§ Your task:
For every line in the records that has the word "items", make a copy.

§ Data listing:
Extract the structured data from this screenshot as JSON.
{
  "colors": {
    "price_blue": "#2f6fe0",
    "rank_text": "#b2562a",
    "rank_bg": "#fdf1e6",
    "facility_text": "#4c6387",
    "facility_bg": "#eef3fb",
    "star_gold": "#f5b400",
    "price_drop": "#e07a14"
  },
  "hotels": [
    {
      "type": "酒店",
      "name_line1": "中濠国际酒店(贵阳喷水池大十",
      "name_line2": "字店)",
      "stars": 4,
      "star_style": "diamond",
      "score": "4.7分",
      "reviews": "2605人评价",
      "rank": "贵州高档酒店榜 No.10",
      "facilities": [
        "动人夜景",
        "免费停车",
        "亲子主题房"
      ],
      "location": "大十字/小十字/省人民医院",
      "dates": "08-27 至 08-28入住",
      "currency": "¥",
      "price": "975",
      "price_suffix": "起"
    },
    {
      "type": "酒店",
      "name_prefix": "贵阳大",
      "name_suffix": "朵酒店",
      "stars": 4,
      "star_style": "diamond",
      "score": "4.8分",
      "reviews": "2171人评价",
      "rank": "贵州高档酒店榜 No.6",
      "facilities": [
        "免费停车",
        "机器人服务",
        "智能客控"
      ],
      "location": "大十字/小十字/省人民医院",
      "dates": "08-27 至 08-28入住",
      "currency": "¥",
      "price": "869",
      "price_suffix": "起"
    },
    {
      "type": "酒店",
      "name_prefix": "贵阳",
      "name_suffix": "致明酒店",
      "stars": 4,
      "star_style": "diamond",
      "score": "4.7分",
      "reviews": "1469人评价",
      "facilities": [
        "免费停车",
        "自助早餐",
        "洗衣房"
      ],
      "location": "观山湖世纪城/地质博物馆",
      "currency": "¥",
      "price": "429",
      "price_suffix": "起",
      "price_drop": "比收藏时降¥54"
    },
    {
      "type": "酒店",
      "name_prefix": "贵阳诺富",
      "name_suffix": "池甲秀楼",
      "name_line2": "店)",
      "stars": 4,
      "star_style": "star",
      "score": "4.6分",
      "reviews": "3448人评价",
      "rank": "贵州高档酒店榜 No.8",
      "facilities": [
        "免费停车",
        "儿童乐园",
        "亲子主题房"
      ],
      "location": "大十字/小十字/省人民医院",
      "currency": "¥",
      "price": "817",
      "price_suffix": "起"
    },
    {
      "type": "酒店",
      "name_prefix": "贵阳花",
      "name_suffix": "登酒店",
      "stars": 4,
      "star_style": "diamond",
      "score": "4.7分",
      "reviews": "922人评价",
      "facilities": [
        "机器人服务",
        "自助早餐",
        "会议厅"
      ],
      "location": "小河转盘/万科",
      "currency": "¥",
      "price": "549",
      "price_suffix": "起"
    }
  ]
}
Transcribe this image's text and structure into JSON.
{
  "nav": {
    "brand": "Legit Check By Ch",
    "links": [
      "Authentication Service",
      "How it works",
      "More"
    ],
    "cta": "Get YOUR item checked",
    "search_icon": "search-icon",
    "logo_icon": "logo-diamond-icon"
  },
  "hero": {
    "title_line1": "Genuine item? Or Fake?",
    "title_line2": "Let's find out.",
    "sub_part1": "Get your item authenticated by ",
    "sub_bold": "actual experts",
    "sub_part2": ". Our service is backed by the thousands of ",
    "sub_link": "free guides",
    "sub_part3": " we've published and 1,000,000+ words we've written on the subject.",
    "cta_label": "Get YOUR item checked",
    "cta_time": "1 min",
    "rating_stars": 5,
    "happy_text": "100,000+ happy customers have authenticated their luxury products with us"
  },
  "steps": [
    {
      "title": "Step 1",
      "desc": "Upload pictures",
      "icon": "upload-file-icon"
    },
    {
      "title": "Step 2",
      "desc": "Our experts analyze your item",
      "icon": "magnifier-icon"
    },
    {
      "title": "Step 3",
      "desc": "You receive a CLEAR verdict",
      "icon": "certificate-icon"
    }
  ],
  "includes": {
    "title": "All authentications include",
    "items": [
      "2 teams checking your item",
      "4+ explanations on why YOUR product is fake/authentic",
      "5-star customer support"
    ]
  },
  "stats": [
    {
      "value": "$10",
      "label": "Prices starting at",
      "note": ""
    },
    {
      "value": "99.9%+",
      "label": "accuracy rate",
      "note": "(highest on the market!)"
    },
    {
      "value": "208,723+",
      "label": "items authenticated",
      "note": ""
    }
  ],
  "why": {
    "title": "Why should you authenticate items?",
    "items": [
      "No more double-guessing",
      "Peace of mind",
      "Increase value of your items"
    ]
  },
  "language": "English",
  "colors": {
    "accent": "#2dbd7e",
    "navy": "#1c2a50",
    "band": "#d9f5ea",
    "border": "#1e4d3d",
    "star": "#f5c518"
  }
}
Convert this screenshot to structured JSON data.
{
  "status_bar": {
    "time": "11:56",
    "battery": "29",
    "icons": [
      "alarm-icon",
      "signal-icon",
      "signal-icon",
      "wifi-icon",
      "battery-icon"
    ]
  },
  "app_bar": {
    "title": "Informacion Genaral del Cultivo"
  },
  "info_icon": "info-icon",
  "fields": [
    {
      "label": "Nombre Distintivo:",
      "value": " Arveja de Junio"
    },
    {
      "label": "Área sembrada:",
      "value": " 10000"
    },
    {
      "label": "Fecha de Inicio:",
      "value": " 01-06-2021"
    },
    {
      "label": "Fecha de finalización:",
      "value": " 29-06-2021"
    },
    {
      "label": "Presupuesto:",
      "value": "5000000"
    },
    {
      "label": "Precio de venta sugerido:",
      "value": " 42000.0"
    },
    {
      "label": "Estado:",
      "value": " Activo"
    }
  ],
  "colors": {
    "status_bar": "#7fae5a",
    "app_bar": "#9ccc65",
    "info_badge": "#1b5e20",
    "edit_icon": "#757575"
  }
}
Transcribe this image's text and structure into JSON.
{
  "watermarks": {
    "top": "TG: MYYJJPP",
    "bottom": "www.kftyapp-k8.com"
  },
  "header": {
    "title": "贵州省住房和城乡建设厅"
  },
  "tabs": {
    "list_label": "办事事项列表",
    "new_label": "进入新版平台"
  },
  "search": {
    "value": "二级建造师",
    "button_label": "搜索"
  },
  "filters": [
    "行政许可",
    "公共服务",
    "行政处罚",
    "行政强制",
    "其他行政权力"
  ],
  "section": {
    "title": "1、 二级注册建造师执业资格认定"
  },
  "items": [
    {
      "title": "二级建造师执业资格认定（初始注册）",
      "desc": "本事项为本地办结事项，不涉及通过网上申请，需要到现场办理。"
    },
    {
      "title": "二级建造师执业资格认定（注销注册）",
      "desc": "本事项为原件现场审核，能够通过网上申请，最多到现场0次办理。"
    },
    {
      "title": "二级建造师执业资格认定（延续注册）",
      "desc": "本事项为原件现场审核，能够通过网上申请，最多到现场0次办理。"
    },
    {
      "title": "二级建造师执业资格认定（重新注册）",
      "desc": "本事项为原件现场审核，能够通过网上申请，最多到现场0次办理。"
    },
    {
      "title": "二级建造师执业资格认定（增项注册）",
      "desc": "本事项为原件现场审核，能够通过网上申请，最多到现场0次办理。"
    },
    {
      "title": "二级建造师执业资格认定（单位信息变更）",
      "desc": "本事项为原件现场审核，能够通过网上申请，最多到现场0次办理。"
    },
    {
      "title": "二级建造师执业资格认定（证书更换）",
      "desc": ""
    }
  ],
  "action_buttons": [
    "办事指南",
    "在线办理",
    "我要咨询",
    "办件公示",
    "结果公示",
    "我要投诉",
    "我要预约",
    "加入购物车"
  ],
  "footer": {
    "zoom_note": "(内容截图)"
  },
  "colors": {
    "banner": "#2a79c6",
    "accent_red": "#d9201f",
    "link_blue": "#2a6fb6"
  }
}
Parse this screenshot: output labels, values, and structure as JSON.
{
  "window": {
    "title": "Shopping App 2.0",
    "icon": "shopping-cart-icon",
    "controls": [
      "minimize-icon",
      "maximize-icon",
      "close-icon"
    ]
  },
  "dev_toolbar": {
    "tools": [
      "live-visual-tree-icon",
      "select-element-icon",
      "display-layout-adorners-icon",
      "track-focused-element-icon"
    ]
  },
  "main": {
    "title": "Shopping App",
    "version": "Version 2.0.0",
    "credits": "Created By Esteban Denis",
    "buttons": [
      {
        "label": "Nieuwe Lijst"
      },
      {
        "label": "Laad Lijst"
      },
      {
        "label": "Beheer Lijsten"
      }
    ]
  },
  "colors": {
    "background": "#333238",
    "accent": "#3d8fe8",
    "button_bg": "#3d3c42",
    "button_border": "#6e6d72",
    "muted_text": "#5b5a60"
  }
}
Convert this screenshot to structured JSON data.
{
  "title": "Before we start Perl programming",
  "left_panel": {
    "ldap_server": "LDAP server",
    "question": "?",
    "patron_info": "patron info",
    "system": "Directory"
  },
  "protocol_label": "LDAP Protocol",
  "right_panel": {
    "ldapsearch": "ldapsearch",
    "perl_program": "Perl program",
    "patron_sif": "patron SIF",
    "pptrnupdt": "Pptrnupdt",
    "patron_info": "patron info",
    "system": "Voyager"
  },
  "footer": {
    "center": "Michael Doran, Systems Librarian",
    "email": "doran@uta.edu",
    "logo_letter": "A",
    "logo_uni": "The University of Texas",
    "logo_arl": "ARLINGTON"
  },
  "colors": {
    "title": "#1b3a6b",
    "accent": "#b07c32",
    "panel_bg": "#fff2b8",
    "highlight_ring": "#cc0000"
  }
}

§ Answer space:
    "items": [
      "label": "items authenticated",
    "title": "Why should you authenticate items?",
    "items": [
      "Increase value of your items"
  "items": [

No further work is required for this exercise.